◆ Dataset excerpts

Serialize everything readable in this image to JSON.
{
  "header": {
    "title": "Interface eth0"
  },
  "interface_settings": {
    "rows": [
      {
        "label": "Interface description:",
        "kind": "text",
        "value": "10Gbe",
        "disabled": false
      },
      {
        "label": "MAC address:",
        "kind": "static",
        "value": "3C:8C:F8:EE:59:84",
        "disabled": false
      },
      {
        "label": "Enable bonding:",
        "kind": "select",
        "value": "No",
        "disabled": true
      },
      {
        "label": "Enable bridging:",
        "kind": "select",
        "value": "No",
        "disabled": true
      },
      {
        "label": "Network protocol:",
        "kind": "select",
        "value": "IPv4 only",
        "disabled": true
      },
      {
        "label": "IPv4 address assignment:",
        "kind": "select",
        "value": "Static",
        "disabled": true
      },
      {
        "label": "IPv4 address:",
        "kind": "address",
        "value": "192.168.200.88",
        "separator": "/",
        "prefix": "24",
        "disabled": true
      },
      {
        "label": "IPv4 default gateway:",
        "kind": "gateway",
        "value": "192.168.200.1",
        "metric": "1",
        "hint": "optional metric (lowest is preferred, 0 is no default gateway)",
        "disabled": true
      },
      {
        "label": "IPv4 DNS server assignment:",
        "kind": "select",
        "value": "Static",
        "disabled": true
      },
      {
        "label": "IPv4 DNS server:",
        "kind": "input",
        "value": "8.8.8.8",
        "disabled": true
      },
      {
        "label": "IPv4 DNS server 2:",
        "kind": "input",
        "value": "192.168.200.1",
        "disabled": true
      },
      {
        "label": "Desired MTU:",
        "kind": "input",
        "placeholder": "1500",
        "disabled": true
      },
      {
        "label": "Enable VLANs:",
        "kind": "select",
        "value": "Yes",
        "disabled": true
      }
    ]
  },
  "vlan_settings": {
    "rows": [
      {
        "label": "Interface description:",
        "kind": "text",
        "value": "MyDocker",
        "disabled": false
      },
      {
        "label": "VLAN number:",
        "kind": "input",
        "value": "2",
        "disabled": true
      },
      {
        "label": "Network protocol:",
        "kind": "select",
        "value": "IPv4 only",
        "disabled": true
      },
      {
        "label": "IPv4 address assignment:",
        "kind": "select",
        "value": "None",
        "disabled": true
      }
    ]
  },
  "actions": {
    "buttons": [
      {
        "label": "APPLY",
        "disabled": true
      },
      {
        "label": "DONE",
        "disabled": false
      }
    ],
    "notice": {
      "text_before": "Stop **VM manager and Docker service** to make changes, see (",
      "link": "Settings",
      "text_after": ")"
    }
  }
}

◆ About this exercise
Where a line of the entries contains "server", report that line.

◆ Task solution
        "label": "IPv4 DNS server assignment:",
        "label": "IPv4 DNS server:",
        "label": "IPv4 DNS server 2:",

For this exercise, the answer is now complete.